Dataset excerpts Start Marker

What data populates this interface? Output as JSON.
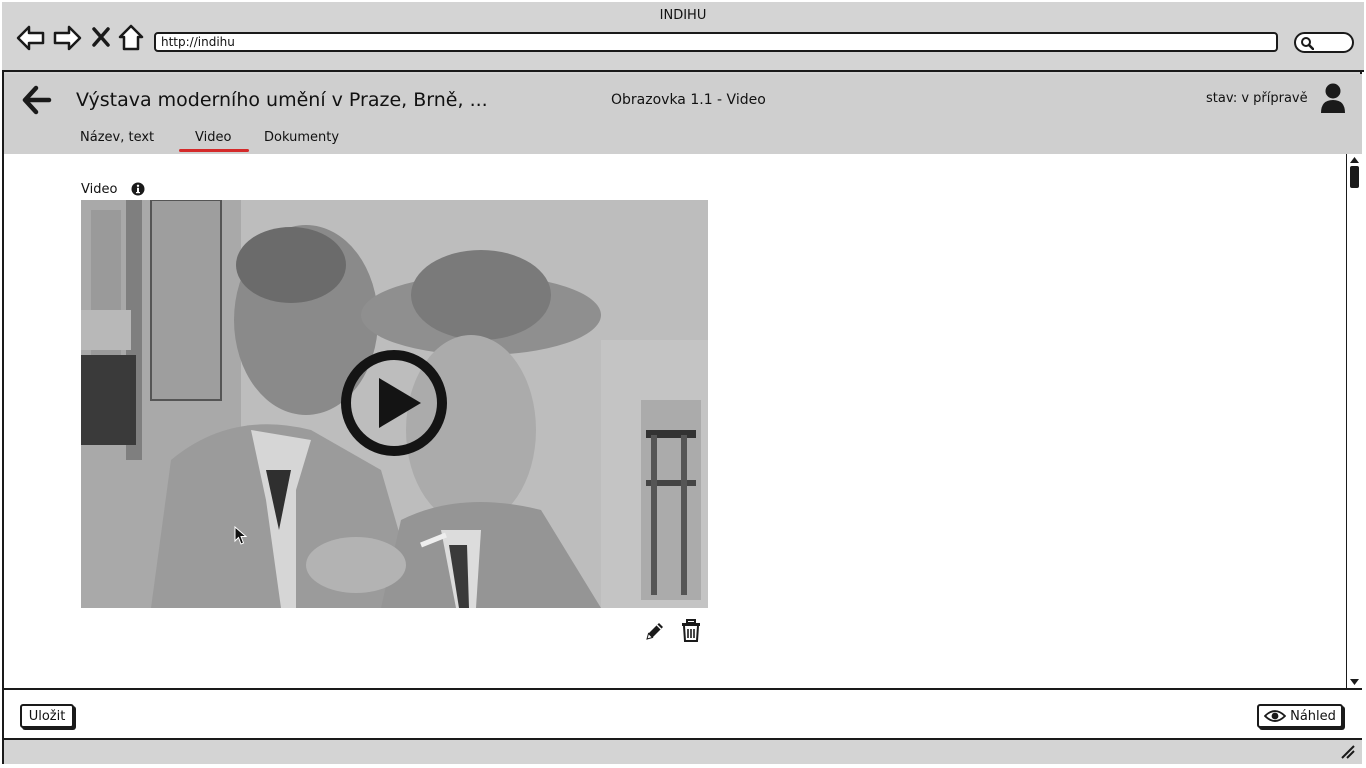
{
  "browser": {
    "window_title": "INDIHU",
    "url": "http://indihu",
    "icons": [
      "back-arrow-icon",
      "forward-arrow-icon",
      "close-icon",
      "home-icon",
      "search-icon"
    ]
  },
  "header": {
    "exhibition_title": "Výstava moderního umění v Praze, Brně, ...",
    "screen_title": "Obrazovka 1.1 - Video",
    "status": "stav: v přípravě",
    "tabs": [
      {
        "label": "Název, text",
        "active": false
      },
      {
        "label": "Video",
        "active": true
      },
      {
        "label": "Dokumenty",
        "active": false
      }
    ],
    "accent_color": "#d42a2a"
  },
  "content": {
    "video_label": "Video",
    "video": {
      "state": "paused",
      "has_play_button": true
    },
    "actions": [
      "edit-icon",
      "delete-icon"
    ]
  },
  "footer": {
    "save_label": "Uložit",
    "preview_label": "Náhled"
  }
}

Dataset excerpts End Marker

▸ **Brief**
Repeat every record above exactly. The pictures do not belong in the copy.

▸ **Worked solution**
What data populates this interface? Output as JSON.
{
  "browser": {
    "window_title": "INDIHU",
    "url": "http://indihu",
    "icons": [
      "back-arrow-icon",
      "forward-arrow-icon",
      "close-icon",
      "home-icon",
      "search-icon"
    ]
  },
  "header": {
    "exhibition_title": "Výstava moderního umění v Praze, Brně, ...",
    "screen_title": "Obrazovka 1.1 - Video",
    "status": "stav: v přípravě",
    "tabs": [
      {
        "label": "Název, text",
        "active": false
      },
      {
        "label": "Video",
        "active": true
      },
      {
        "label": "Dokumenty",
        "active": false
      }
    ],
    "accent_color": "#d42a2a"
  },
  "content": {
    "video_label": "Video",
    "video": {
      "state": "paused",
      "has_play_button": true
    },
    "actions": [
      "edit-icon",
      "delete-icon"
    ]
  },
  "footer": {
    "save_label": "Uložit",
    "preview_label": "Náhled"
  }
}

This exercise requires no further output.